We believe that government is for the people and OF the people. Not of the insurance companies. I hope you hold the same belief, please reflect that with your public and active support for HR 676. If you do not at least support for a bill with a truly effective public option I will not vote for you again. I would appreciate a response explaining your decision if you chose not to support HR 676. 
Thanks for your attention.

A Little Gnocchi (okay, maybe I didn't sign off like that, but you get the idea)

“Of all the forms of inequality, injustice in health care is the most shocking and inhumane.” Martin Luther King Jr. 1966

Okay, now go back to the top of this post and email Gabby, or your congressperson today. Let your Senators know how you feel too. IF your Congressperson already co-sponsored HR676, thank them. 


  1. The British are probably best known for their 'dead mouse thinking', rather than shouting aloud how well they are doing. We are ashamed of our history (the Empire and all that) and unskilled about being hopeful for the future. So it was good to read a blog which celebrates our NHS. Those who are unwell should be supported by those who have good health. At different stages in our lives - youth and old age generally - we are more likely to need health care. Poor health care costs the nation. Pensioners get free prescriptions and those with diabetes like Norman get real quality care for drugs, eyes, feet etc. He has paid national health insurance contributions since the NHS was established in 1948. Without this support, he would be suffering and costing the nation much more in emergency care. Health care should be free at the point of provision. And having listened to conversations outside an intensive care unit in the US, I am horrified at decisions that commercial concerns force on patients and their families.
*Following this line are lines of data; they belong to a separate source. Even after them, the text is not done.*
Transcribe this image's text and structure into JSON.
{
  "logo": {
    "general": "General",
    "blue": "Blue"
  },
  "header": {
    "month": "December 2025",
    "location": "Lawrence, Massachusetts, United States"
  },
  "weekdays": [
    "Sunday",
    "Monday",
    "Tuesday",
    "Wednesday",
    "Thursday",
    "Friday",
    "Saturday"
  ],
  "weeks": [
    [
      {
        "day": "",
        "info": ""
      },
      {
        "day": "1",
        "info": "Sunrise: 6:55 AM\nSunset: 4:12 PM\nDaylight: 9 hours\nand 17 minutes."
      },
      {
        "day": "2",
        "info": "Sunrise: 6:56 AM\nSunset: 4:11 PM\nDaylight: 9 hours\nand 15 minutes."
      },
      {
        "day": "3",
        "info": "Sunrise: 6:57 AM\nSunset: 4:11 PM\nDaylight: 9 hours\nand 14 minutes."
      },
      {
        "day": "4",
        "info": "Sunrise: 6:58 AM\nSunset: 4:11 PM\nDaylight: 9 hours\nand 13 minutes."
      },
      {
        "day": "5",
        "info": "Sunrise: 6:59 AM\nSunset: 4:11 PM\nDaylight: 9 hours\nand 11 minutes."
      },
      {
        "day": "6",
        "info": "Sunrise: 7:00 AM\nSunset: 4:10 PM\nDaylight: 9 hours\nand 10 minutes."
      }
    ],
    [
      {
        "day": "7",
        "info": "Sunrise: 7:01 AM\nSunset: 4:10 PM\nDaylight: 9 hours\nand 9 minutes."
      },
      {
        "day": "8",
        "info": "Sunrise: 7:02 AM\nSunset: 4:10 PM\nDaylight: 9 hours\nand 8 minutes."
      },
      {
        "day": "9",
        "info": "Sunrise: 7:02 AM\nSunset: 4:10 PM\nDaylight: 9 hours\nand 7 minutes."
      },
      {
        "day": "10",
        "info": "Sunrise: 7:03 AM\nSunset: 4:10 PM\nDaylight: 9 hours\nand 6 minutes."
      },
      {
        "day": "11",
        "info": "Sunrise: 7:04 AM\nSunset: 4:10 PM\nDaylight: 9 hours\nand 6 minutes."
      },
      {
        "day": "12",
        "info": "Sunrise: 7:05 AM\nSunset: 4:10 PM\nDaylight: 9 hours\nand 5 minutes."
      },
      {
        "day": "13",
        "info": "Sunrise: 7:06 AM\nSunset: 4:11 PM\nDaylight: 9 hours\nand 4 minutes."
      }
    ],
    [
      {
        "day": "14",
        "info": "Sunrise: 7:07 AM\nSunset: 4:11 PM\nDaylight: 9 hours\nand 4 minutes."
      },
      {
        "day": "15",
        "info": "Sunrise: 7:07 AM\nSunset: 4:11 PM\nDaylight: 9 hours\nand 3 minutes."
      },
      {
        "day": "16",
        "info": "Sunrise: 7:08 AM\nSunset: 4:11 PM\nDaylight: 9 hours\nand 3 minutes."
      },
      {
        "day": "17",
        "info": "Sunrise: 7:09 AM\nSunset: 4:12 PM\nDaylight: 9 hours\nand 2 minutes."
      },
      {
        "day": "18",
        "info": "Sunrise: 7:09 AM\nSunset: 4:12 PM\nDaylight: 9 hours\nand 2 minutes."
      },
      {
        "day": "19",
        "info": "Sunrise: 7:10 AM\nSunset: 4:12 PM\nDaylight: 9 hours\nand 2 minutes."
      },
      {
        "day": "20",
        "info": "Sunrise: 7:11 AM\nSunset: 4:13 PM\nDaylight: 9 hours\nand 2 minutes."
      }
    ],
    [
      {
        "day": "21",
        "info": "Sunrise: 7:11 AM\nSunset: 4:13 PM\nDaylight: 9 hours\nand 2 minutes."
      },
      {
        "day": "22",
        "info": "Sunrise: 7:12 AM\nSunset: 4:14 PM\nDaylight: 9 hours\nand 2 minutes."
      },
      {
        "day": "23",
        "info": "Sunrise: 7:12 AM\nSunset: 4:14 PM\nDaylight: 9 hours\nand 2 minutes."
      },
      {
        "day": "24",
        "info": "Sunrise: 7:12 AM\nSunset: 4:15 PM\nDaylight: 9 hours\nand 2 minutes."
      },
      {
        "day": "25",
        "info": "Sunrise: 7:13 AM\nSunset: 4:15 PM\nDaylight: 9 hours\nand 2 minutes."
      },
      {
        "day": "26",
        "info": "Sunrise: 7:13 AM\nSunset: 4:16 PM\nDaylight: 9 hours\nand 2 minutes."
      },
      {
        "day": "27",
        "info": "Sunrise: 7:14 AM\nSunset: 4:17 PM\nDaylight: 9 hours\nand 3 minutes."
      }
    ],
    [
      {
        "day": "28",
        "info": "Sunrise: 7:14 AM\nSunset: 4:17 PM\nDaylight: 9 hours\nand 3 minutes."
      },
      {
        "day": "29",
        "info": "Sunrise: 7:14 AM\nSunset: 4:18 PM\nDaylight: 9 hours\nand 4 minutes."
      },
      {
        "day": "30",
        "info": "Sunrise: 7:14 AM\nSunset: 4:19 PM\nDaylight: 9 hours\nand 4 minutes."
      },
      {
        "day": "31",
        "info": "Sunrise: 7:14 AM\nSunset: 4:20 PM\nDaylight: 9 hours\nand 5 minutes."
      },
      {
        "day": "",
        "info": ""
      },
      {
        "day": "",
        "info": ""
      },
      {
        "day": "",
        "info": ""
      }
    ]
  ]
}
    The NHS also is being very pro-active in preventative health. The 'five a day' campaign has really sold the idea that you need to eat five pieces of fruit and/or veg. (not potatoes) a day. 4 - 7 year olds get a piece of fruit provided for free every school day. The Healthy Schools Programme, requires all our schools to educate our children (our future) about healthy living. Our cancer rates have fallen considerably according to the latest figures - in particular deaths from lung cancer.

    Of course the weather continues to be rather wet and cold even in mid summer, but the flu jabs are free!

  2. I am stealing from your letter to write to my congress person re: health care too. thank you!

  3. Great letter. It's hard to craft a good argument for universal healthcare when there are so many misconceptions and lies floating around. I'm going to bookmark this and use it as a template for a letter to my congressperson.

    I stumbled upon your blog today and did NOT expect to find a post on healthcare. However, this issue is too important to leave to political pundits and finance or political bloggers. It affects us all whether we write about food or travel. Thanks.